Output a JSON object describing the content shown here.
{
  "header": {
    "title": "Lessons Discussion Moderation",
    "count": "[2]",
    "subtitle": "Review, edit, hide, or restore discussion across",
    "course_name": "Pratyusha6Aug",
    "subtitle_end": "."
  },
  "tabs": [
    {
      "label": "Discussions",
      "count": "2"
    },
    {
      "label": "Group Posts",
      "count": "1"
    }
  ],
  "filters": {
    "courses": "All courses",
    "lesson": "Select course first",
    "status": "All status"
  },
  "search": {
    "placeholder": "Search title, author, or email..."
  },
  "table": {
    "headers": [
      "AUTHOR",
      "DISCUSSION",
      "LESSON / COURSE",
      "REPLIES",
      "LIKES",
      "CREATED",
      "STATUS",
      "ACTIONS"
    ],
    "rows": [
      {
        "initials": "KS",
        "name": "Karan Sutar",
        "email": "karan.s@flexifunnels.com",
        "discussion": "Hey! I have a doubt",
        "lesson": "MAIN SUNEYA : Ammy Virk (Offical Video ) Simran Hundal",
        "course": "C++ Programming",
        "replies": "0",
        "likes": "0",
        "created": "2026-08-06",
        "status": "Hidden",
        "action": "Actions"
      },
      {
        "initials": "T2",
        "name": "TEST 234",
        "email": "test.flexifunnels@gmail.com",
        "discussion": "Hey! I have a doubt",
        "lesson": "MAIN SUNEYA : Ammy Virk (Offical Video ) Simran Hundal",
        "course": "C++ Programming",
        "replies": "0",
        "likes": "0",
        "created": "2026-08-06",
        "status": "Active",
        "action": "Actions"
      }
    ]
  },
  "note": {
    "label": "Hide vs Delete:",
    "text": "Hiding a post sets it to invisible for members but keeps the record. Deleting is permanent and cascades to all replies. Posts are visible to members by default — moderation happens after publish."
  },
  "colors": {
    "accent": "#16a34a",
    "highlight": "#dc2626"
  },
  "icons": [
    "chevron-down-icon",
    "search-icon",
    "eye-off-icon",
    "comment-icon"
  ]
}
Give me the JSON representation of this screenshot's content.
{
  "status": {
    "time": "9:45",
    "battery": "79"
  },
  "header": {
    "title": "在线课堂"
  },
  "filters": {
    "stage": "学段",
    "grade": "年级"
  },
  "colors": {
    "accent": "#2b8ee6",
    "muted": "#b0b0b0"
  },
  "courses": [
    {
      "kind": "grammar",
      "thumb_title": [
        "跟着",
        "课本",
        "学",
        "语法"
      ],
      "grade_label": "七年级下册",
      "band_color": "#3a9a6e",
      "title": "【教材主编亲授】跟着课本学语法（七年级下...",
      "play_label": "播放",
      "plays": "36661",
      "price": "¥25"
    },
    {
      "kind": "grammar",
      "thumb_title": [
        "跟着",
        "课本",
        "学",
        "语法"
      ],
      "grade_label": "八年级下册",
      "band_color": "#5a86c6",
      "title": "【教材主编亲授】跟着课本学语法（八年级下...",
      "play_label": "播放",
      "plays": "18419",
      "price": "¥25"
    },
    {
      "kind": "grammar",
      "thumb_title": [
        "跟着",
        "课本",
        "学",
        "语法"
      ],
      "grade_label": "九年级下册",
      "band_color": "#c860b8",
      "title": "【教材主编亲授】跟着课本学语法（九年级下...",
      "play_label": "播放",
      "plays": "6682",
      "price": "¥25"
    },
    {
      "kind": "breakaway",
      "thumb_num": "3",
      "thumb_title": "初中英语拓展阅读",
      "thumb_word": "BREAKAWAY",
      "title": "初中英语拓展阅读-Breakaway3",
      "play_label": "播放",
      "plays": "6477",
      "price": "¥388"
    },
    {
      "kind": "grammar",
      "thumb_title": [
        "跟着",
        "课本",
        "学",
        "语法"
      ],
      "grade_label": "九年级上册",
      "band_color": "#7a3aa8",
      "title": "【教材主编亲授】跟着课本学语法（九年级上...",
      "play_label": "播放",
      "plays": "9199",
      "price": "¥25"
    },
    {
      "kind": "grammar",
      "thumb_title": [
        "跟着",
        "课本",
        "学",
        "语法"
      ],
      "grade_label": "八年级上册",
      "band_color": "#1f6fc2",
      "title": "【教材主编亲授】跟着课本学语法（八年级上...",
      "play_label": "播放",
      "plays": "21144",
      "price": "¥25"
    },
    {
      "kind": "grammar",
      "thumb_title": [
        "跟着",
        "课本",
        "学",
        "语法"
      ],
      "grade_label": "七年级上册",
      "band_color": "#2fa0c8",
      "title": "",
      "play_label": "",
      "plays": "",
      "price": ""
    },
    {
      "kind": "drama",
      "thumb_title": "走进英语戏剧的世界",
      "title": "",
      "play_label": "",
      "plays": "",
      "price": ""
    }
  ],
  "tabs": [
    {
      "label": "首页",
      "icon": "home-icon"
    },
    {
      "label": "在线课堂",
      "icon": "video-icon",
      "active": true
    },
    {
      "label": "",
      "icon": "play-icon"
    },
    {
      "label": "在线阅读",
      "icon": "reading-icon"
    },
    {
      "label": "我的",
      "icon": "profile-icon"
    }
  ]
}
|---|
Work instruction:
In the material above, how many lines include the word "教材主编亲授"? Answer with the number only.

The answer:
5